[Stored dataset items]

⁂

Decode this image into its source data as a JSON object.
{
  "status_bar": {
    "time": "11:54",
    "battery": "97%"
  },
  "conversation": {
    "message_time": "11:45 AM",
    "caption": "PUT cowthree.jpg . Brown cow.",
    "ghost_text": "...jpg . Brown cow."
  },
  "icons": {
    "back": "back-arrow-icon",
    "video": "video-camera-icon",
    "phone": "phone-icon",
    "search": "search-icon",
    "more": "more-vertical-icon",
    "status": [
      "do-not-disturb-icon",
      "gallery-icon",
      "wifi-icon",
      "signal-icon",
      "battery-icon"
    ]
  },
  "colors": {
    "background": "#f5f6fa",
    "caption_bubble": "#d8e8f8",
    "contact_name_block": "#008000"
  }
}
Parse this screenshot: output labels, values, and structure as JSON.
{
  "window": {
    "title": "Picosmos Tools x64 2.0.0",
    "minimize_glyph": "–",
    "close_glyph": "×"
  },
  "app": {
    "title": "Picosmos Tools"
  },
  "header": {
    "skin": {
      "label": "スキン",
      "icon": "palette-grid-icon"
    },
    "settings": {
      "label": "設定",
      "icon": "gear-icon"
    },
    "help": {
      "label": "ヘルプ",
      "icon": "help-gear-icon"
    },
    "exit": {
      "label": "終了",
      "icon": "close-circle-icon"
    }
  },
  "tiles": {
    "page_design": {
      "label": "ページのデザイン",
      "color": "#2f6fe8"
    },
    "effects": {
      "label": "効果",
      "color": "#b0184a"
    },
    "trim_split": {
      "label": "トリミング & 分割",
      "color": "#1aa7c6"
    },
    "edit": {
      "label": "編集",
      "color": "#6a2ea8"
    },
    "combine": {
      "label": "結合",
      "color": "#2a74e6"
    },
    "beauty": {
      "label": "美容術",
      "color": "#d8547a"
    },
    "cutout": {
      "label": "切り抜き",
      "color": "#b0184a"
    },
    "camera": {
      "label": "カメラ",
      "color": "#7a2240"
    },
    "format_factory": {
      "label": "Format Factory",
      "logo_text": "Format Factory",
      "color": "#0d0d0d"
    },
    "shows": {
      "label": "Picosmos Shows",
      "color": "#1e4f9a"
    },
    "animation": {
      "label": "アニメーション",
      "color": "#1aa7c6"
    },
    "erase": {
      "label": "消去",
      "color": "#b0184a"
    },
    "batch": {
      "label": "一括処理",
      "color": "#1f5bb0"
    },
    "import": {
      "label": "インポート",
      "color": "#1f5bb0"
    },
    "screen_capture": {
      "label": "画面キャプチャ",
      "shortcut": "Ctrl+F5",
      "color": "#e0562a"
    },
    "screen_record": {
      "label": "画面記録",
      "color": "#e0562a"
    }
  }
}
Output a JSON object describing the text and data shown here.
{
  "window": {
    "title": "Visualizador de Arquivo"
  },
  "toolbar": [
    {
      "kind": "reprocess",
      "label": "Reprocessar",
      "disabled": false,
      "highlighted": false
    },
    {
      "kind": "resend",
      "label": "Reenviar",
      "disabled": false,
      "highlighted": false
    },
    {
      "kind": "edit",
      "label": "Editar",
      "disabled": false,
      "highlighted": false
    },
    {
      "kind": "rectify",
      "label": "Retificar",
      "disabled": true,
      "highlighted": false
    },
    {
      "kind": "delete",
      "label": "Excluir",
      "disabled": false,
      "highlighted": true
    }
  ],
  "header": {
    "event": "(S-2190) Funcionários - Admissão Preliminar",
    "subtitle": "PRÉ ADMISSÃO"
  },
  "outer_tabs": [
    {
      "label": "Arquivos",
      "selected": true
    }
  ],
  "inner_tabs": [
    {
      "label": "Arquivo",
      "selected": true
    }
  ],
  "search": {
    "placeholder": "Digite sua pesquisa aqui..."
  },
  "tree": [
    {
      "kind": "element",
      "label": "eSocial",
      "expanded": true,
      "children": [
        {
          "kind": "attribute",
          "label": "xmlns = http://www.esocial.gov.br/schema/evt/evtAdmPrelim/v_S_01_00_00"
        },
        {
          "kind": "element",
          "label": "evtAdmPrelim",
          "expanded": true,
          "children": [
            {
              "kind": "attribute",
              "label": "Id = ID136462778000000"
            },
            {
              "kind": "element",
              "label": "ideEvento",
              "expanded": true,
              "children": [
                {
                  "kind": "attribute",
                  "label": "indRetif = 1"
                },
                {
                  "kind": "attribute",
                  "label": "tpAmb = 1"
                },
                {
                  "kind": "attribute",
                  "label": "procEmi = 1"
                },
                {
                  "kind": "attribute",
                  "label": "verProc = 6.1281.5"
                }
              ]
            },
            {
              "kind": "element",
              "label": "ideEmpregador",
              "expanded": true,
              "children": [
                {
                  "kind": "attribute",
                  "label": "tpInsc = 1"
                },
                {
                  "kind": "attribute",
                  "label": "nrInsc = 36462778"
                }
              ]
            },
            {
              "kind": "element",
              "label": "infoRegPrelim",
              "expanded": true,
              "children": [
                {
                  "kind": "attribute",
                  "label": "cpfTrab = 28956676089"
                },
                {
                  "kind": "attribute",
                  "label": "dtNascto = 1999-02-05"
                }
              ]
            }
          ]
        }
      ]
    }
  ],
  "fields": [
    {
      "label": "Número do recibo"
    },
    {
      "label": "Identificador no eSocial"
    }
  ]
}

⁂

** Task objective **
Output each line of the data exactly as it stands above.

** Task solution **
Decode this image into its source data as a JSON object.
{
  "status_bar": {
    "time": "11:54",
    "battery": "97%"
  },
  "conversation": {
    "message_time": "11:45 AM",
    "caption": "PUT cowthree.jpg . Brown cow.",
    "ghost_text": "...jpg . Brown cow."
  },
  "icons": {
    "back": "back-arrow-icon",
    "video": "video-camera-icon",
    "phone": "phone-icon",
    "search": "search-icon",
    "more": "more-vertical-icon",
    "status": [
      "do-not-disturb-icon",
      "gallery-icon",
      "wifi-icon",
      "signal-icon",
      "battery-icon"
    ]
  },
  "colors": {
    "background": "#f5f6fa",
    "caption_bubble": "#d8e8f8",
    "contact_name_block": "#008000"
  }
}
Parse this screenshot: output labels, values, and structure as JSON.
{
  "window": {
    "title": "Picosmos Tools x64 2.0.0",
    "minimize_glyph": "–",
    "close_glyph": "×"
  },
  "app": {
    "title": "Picosmos Tools"
  },
  "header": {
    "skin": {
      "label": "スキン",
      "icon": "palette-grid-icon"
    },
    "settings": {
      "label": "設定",
      "icon": "gear-icon"
    },
    "help": {
      "label": "ヘルプ",
      "icon": "help-gear-icon"
    },
    "exit": {
      "label": "終了",
      "icon": "close-circle-icon"
    }
  },
  "tiles": {
    "page_design": {
      "label": "ページのデザイン",
      "color": "#2f6fe8"
    },
    "effects": {
      "label": "効果",
      "color": "#b0184a"
    },
    "trim_split": {
      "label": "トリミング & 分割",
      "color": "#1aa7c6"
    },
    "edit": {
      "label": "編集",
      "color": "#6a2ea8"
    },
    "combine": {
      "label": "結合",
      "color": "#2a74e6"
    },
    "beauty": {
      "label": "美容術",
      "color": "#d8547a"
    },
    "cutout": {
      "label": "切り抜き",
      "color": "#b0184a"
    },
    "camera": {
      "label": "カメラ",
      "color": "#7a2240"
    },
    "format_factory": {
      "label": "Format Factory",
      "logo_text": "Format Factory",
      "color": "#0d0d0d"
    },
    "shows": {
      "label": "Picosmos Shows",
      "color": "#1e4f9a"
    },
    "animation": {
      "label": "アニメーション",
      "color": "#1aa7c6"
    },
    "erase": {
      "label": "消去",
      "color": "#b0184a"
    },
    "batch": {
      "label": "一括処理",
      "color": "#1f5bb0"
    },
    "import": {
      "label": "インポート",
      "color": "#1f5bb0"
    },
    "screen_capture": {
      "label": "画面キャプチャ",
      "shortcut": "Ctrl+F5",
      "color": "#e0562a"
    },
    "screen_record": {
      "label": "画面記録",
      "color": "#e0562a"
    }
  }
}
Output a JSON object describing the text and data shown here.
{
  "window": {
    "title": "Visualizador de Arquivo"
  },
  "toolbar": [
    {
      "kind": "reprocess",
      "label": "Reprocessar",
      "disabled": false,
      "highlighted": false
    },
    {
      "kind": "resend",
      "label": "Reenviar",
      "disabled": false,
      "highlighted": false
    },
    {
      "kind": "edit",
      "label": "Editar",
      "disabled": false,
      "highlighted": false
    },
    {
      "kind": "rectify",
      "label": "Retificar",
      "disabled": true,
      "highlighted": false
    },
    {
      "kind": "delete",
      "label": "Excluir",
      "disabled": false,
      "highlighted": true
    }
  ],
  "header": {
    "event": "(S-2190) Funcionários - Admissão Preliminar",
    "subtitle": "PRÉ ADMISSÃO"
  },
  "outer_tabs": [
    {
      "label": "Arquivos",
      "selected": true
    }
  ],
  "inner_tabs": [
    {
      "label": "Arquivo",
      "selected": true
    }
  ],
  "search": {
    "placeholder": "Digite sua pesquisa aqui..."
  },
  "tree": [
    {
      "kind": "element",
      "label": "eSocial",
      "expanded": true,
      "children": [
        {
          "kind": "attribute",
          "label": "xmlns = http://www.esocial.gov.br/schema/evt/evtAdmPrelim/v_S_01_00_00"
        },
        {
          "kind": "element",
          "label": "evtAdmPrelim",
          "expanded": true,
          "children": [
            {
              "kind": "attribute",
              "label": "Id = ID136462778000000"
            },
            {
              "kind": "element",
              "label": "ideEvento",
              "expanded": true,
              "children": [
                {
                  "kind": "attribute",
                  "label": "indRetif = 1"
                },
                {
                  "kind": "attribute",
                  "label": "tpAmb = 1"
                },
                {
                  "kind": "attribute",
                  "label": "procEmi = 1"
                },
                {
                  "kind": "attribute",
                  "label": "verProc = 6.1281.5"
                }
              ]
            },
            {
              "kind": "element",
              "label": "ideEmpregador",
              "expanded": true,
              "children": [
                {
                  "kind": "attribute",
                  "label": "tpInsc = 1"
                },
                {
                  "kind": "attribute",
                  "label": "nrInsc = 36462778"
                }
              ]
            },
            {
              "kind": "element",
              "label": "infoRegPrelim",
              "expanded": true,
              "children": [
                {
                  "kind": "attribute",
                  "label": "cpfTrab = 28956676089"
                },
                {
                  "kind": "attribute",
                  "label": "dtNascto = 1999-02-05"
                }
              ]
            }
          ]
        }
      ]
    }
  ],
  "fields": [
    {
      "label": "Número do recibo"
    },
    {
      "label": "Identificador no eSocial"
    }
  ]
}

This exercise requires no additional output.